YOUR GOAL: Wherever the string "group" appears in the records, return the line that holds it.

DATASET RECORDS:
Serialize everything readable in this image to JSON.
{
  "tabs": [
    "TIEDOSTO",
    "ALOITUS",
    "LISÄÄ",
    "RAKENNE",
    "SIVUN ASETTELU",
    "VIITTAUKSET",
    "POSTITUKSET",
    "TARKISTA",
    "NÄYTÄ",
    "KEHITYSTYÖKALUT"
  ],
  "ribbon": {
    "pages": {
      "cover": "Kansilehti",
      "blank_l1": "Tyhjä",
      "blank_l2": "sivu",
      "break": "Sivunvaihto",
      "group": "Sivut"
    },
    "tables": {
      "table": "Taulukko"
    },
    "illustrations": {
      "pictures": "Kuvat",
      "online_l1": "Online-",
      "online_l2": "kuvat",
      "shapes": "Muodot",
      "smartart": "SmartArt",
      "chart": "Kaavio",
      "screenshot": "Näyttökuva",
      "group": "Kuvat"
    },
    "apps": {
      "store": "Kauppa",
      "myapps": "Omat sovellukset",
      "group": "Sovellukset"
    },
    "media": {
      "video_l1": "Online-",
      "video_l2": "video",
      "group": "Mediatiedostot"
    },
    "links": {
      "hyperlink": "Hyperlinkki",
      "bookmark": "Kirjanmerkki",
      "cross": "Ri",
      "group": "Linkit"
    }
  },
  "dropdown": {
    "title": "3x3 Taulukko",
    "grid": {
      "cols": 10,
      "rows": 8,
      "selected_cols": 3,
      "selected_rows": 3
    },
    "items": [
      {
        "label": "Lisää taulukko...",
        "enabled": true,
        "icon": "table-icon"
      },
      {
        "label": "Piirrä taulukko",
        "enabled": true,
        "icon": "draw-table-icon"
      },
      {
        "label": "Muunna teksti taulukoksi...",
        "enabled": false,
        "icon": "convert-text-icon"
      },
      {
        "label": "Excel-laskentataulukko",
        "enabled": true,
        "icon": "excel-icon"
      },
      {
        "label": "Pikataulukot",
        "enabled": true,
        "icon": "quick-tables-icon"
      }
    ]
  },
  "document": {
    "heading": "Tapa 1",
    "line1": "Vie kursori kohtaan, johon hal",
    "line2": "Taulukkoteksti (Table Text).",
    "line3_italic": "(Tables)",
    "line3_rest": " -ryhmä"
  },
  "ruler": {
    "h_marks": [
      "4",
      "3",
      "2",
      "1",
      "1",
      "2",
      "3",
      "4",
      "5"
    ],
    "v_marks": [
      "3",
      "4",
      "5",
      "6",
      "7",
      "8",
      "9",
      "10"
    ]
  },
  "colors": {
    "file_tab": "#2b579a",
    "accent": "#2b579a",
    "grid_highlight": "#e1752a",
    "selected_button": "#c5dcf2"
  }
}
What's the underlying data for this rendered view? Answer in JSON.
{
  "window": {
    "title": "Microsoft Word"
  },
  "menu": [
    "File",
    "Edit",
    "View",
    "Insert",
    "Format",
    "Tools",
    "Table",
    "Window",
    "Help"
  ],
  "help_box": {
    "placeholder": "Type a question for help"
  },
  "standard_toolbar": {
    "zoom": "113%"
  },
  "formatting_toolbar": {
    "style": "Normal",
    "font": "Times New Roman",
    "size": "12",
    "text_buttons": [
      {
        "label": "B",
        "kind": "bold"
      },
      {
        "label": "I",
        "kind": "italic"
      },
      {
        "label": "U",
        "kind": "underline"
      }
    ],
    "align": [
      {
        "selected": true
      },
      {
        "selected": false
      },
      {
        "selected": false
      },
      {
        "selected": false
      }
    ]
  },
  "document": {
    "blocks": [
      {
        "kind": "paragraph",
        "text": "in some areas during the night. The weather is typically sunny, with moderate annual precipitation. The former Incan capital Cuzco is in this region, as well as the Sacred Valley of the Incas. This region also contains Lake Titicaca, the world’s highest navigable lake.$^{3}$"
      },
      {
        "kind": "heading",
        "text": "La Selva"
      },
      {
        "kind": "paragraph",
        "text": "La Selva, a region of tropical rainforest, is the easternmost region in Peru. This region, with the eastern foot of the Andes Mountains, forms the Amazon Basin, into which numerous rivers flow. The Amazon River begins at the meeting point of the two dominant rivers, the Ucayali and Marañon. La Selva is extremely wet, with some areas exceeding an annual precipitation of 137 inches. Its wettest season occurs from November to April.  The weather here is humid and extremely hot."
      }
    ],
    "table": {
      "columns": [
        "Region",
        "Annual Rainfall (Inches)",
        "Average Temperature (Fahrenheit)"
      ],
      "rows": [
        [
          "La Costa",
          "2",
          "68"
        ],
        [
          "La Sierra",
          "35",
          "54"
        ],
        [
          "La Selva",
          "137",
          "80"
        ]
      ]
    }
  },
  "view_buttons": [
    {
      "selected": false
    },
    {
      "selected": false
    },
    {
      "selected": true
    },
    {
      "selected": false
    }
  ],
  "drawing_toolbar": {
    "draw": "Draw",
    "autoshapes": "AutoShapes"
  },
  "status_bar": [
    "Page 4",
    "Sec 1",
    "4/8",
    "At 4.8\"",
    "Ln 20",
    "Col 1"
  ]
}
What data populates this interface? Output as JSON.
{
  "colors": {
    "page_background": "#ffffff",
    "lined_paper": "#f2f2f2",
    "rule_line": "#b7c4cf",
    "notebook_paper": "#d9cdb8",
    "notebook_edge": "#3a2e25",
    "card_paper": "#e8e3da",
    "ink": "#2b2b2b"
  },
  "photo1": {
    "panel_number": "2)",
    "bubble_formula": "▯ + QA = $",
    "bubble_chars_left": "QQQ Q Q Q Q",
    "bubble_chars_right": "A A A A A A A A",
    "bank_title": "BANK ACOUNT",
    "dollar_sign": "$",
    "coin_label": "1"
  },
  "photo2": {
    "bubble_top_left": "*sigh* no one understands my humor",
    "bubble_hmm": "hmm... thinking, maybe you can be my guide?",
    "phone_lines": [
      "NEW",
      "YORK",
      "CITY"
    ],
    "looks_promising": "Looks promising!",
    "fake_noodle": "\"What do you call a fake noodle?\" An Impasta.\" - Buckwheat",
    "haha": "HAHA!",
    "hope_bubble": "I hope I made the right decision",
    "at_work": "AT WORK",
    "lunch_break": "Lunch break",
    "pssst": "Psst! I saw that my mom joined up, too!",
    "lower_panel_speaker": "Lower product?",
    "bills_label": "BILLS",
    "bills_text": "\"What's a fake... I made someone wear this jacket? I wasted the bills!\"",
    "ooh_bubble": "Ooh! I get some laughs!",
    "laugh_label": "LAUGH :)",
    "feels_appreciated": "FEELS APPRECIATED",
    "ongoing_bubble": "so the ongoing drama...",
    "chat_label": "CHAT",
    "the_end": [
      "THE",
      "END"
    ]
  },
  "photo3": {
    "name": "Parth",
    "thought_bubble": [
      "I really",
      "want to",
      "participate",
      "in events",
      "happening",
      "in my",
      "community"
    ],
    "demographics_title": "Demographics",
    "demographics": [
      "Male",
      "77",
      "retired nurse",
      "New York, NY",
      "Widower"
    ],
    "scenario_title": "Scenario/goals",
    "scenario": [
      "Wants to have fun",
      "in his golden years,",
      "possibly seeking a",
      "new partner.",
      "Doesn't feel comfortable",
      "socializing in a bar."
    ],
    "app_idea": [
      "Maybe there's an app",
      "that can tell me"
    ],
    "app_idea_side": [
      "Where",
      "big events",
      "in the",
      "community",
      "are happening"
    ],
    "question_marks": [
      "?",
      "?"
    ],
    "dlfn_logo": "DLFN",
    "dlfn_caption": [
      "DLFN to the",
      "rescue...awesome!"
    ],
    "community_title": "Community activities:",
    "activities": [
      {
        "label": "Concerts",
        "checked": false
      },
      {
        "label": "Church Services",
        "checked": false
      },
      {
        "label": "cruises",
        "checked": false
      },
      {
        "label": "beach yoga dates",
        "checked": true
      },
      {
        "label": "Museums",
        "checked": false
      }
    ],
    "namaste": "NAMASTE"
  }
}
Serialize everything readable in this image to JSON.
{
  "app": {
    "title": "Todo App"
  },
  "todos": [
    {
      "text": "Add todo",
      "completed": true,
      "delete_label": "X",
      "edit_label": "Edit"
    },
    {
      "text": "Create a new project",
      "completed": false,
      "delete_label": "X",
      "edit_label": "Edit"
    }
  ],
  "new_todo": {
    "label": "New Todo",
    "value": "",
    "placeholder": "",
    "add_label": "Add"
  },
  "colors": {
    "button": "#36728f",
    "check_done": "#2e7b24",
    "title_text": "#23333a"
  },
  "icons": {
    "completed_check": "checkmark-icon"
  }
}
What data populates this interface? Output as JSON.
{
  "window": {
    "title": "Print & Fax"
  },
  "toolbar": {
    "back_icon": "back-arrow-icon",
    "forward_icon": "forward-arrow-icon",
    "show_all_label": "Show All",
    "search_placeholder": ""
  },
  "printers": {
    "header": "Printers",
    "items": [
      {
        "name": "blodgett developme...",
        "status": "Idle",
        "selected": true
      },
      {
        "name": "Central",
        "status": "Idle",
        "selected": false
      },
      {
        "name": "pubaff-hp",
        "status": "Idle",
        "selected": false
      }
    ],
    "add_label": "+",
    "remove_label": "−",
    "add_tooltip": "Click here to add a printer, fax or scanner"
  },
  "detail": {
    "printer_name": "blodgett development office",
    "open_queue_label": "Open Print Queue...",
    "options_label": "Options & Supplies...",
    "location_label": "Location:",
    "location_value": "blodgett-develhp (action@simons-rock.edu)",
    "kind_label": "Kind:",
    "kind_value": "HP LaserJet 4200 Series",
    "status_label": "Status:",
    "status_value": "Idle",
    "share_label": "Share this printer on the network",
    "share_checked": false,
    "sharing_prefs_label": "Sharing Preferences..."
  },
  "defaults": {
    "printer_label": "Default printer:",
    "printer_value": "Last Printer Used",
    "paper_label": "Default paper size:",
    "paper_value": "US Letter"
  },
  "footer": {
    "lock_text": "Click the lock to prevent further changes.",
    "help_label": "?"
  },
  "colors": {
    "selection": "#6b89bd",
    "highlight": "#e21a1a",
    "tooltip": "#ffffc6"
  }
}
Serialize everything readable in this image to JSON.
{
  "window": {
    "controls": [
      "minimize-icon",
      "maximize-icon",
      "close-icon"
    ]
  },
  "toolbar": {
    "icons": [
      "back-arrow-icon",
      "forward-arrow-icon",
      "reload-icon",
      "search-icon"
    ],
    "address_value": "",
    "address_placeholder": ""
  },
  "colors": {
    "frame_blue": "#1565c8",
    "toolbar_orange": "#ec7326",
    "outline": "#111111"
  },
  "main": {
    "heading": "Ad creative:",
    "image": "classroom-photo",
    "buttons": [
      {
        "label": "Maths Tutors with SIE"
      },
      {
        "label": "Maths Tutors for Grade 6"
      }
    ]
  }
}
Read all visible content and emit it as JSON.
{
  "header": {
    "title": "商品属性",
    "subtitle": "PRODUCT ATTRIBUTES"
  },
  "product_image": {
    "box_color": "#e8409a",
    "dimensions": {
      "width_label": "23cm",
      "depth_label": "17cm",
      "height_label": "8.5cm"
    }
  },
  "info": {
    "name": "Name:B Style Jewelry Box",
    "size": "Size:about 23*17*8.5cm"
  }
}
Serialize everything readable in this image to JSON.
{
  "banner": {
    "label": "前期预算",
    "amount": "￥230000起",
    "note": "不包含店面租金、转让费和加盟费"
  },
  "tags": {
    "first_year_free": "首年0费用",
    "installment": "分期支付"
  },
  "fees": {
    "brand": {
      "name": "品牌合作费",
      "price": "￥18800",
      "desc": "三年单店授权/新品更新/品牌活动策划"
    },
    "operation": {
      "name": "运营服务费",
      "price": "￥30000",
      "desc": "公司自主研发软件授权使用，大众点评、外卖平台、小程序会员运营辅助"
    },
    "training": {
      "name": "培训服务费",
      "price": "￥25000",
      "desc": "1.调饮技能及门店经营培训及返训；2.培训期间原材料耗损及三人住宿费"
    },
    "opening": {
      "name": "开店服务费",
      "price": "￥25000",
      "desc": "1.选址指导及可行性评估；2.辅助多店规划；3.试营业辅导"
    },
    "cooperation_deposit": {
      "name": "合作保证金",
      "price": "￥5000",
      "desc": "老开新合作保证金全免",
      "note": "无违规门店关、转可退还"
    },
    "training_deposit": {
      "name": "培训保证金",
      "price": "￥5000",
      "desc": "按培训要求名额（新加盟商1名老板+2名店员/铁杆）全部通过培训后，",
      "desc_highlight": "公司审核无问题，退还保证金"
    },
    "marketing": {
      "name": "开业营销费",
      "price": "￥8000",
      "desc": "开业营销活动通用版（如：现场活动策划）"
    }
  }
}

ANSWER BELOW:
      "group": "Sivut"
      "group": "Kuvat"
      "group": "Sovellukset"
      "group": "Mediatiedostot"
      "group": "Linkit"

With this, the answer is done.